• **BRIEF**
Once the pictures are set aside, copy everything else in the records exactly.

---+---

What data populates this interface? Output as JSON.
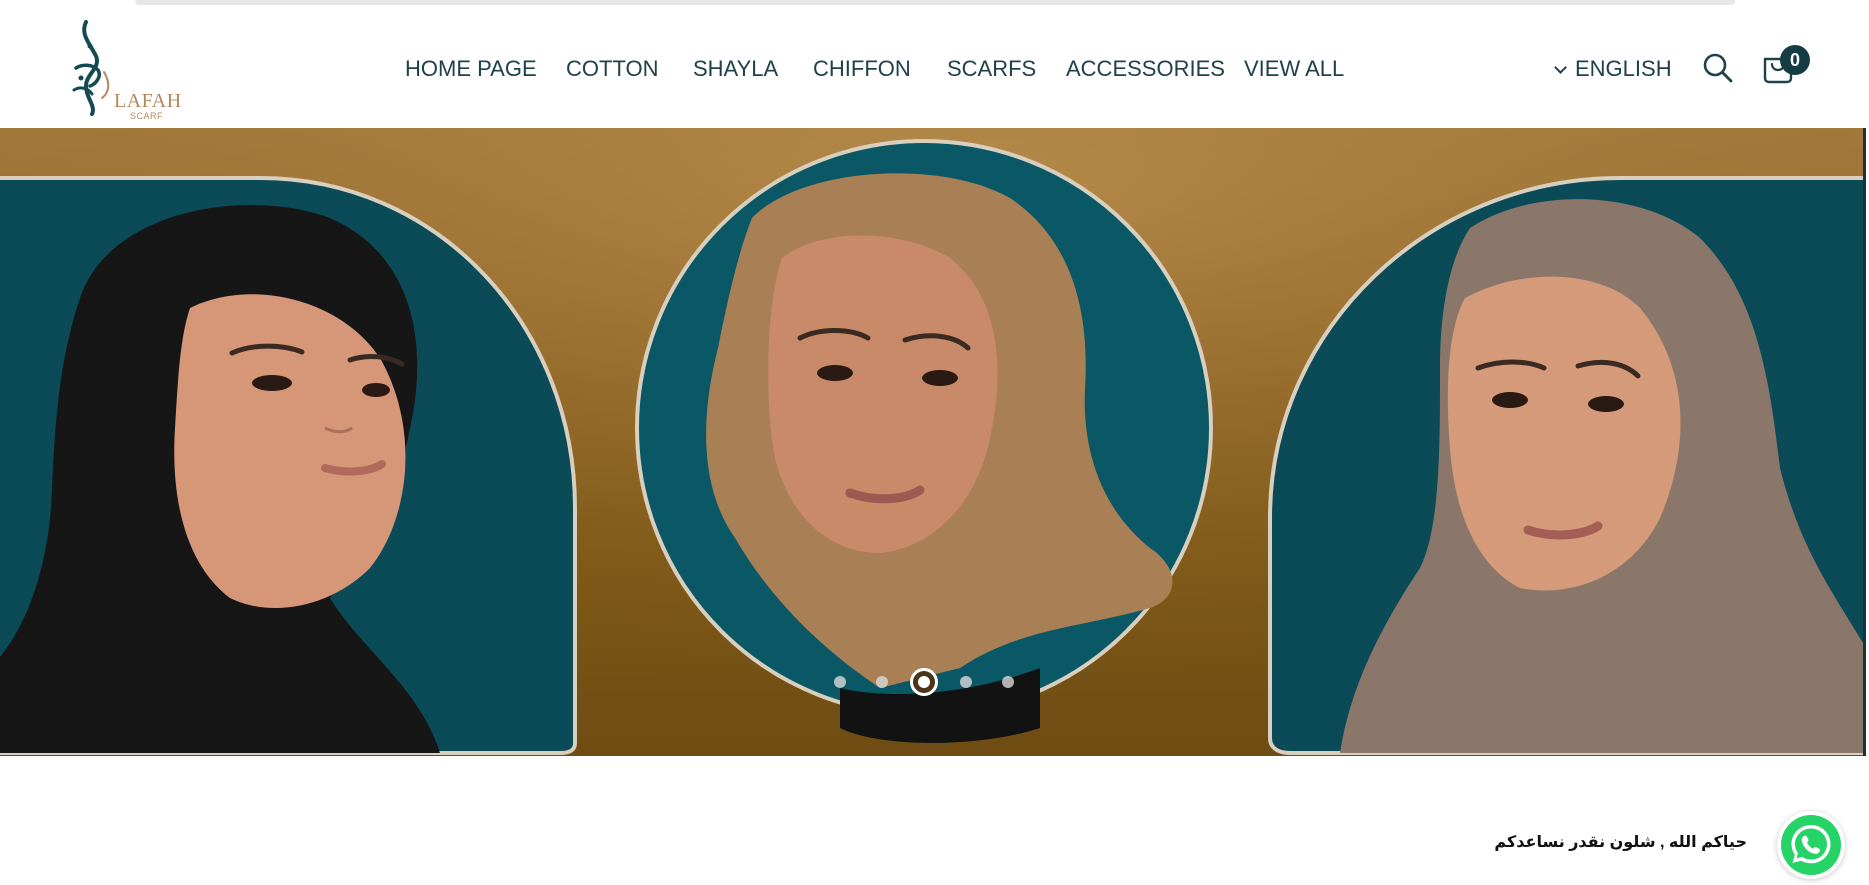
{
  "header": {
    "logo": {
      "wordmark": "LAFAH",
      "subline": "SCARF"
    },
    "nav": [
      {
        "label": "HOME PAGE"
      },
      {
        "label": "COTTON"
      },
      {
        "label": "SHAYLA"
      },
      {
        "label": "CHIFFON"
      },
      {
        "label": "SCARFS"
      },
      {
        "label": "ACCESSORIES"
      },
      {
        "label": "VIEW ALL"
      }
    ],
    "language": "ENGLISH",
    "cart_count": "0",
    "icons": {
      "search": "search-icon",
      "cart": "shopping-bag-icon",
      "language_caret": "chevron-down-icon"
    }
  },
  "hero": {
    "slide_count": 5,
    "active_slide_index": 2,
    "colors": {
      "background": "#8f6526",
      "panel": "#0b4a57",
      "outline": "#d8cfbf"
    }
  },
  "chat": {
    "message": "حياكم الله , شلون نقدر نساعدكم",
    "icon": "whatsapp-icon"
  }
}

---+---

• **SOLVED PROBLEM**
What data populates this interface? Output as JSON.
{
  "header": {
    "logo": {
      "wordmark": "LAFAH",
      "subline": "SCARF"
    },
    "nav": [
      {
        "label": "HOME PAGE"
      },
      {
        "label": "COTTON"
      },
      {
        "label": "SHAYLA"
      },
      {
        "label": "CHIFFON"
      },
      {
        "label": "SCARFS"
      },
      {
        "label": "ACCESSORIES"
      },
      {
        "label": "VIEW ALL"
      }
    ],
    "language": "ENGLISH",
    "cart_count": "0",
    "icons": {
      "search": "search-icon",
      "cart": "shopping-bag-icon",
      "language_caret": "chevron-down-icon"
    }
  },
  "hero": {
    "slide_count": 5,
    "active_slide_index": 2,
    "colors": {
      "background": "#8f6526",
      "panel": "#0b4a57",
      "outline": "#d8cfbf"
    }
  },
  "chat": {
    "message": "حياكم الله , شلون نقدر نساعدكم",
    "icon": "whatsapp-icon"
  }
}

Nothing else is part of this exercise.